> Material to process
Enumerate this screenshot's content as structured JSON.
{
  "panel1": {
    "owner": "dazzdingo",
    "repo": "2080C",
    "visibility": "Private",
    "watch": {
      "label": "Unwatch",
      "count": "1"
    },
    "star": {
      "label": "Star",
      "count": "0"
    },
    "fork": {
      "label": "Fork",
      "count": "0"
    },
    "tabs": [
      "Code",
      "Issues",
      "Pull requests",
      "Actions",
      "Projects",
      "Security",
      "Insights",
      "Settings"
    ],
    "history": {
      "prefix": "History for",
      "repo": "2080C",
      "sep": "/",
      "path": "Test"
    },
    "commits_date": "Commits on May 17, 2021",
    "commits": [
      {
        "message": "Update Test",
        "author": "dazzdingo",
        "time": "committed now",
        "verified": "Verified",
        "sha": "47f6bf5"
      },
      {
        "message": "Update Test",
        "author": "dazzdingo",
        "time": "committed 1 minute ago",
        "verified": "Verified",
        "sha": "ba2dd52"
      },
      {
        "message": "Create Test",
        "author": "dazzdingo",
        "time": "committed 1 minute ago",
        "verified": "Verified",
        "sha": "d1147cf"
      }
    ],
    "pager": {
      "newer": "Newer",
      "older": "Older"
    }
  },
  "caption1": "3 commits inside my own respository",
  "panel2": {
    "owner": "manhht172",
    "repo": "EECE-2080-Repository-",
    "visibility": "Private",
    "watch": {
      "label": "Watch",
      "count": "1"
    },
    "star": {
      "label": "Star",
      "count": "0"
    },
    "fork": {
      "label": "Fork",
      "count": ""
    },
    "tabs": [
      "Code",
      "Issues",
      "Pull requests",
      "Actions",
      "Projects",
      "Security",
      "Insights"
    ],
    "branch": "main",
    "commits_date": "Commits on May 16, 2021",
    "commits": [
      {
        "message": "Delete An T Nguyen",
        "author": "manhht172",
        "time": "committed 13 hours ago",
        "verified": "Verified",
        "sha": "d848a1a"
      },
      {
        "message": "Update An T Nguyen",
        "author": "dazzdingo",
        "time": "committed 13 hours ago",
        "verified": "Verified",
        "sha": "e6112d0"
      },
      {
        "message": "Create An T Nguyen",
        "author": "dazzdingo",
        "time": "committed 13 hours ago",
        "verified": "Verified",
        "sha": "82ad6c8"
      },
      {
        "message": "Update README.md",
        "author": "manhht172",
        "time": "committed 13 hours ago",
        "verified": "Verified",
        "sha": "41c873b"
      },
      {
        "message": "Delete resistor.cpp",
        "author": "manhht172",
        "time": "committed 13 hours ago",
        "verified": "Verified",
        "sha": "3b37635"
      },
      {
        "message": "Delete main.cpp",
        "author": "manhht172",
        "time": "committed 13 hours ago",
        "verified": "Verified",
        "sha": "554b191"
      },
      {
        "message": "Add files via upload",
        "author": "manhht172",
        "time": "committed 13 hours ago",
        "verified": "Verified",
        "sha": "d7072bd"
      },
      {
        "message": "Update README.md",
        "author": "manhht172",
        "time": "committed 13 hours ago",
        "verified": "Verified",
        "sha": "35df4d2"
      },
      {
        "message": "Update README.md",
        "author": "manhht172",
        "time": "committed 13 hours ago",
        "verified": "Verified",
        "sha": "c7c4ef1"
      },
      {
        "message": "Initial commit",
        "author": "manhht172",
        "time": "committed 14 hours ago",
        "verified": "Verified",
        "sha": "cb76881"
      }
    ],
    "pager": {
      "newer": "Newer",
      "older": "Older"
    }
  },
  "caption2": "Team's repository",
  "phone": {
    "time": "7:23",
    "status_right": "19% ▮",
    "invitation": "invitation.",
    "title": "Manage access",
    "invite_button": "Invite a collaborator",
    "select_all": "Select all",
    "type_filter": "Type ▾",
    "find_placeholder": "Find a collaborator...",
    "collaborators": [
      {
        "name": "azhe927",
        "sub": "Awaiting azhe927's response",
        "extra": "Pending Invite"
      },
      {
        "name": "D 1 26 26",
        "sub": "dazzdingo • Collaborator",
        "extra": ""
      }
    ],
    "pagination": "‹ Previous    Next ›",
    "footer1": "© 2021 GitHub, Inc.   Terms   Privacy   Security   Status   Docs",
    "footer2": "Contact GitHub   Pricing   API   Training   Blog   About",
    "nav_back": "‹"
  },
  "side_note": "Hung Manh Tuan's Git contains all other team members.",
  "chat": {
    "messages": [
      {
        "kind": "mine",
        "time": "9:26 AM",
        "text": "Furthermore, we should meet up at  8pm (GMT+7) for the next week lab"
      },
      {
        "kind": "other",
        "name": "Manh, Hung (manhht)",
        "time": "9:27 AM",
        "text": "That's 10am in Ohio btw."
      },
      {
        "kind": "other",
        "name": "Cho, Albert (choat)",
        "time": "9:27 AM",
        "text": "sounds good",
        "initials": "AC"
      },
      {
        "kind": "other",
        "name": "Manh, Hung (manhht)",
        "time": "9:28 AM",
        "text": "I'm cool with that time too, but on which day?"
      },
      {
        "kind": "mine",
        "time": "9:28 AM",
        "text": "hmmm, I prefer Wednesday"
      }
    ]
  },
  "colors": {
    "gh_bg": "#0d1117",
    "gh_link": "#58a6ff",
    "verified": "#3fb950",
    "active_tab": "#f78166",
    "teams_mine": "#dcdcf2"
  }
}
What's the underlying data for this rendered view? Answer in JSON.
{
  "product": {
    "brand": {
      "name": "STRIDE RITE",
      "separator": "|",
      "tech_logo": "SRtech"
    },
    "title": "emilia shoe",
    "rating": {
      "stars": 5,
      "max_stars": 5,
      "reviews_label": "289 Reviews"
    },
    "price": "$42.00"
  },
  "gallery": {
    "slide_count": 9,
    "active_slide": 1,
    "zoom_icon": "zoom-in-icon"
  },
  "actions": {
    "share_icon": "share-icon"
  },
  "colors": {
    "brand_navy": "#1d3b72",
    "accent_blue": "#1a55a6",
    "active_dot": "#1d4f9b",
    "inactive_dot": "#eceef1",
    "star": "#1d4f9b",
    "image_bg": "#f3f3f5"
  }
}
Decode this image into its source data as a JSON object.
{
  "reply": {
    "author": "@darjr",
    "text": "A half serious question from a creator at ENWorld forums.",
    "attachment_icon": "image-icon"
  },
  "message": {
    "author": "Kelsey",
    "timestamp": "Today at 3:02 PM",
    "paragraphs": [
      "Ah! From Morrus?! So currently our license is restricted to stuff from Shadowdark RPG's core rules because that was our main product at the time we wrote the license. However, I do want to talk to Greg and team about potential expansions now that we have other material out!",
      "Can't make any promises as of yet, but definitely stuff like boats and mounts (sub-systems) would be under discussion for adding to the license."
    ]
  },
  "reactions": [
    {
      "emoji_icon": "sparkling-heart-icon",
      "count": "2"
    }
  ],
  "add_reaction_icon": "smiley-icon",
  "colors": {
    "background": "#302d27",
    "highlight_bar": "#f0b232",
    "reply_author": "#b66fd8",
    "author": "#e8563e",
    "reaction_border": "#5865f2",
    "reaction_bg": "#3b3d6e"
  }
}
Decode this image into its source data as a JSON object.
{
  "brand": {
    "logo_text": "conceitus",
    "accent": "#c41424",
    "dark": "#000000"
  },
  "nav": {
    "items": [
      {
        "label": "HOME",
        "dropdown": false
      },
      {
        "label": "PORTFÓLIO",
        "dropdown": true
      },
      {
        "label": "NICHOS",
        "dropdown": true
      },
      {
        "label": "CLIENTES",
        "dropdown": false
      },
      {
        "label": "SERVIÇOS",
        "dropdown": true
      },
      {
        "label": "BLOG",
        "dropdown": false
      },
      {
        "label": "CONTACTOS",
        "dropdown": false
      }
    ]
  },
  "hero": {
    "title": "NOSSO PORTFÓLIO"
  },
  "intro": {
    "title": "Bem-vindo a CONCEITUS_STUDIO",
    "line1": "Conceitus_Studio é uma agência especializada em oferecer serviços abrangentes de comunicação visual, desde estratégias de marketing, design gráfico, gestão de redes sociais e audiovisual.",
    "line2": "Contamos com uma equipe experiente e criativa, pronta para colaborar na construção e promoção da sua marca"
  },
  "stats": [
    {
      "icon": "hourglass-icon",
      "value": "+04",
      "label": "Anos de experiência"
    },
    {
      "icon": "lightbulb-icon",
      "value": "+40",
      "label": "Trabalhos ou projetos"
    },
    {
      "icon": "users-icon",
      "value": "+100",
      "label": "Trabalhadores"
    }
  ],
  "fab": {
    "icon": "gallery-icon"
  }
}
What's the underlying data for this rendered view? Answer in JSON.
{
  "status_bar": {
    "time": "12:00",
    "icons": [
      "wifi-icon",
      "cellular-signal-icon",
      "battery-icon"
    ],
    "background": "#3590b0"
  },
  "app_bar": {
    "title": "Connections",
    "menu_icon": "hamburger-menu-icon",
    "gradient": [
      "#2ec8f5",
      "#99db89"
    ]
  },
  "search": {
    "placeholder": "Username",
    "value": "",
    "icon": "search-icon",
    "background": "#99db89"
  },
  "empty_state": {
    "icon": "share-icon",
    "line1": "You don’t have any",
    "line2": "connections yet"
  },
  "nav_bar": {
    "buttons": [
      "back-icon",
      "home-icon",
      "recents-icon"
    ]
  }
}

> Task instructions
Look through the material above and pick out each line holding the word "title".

> Exercise response
    "title": "Manage access",
    "title": "emilia shoe",
    "title": "NOSSO PORTFÓLIO"
    "title": "Bem-vindo a CONCEITUS_STUDIO",
    "title": "Connections",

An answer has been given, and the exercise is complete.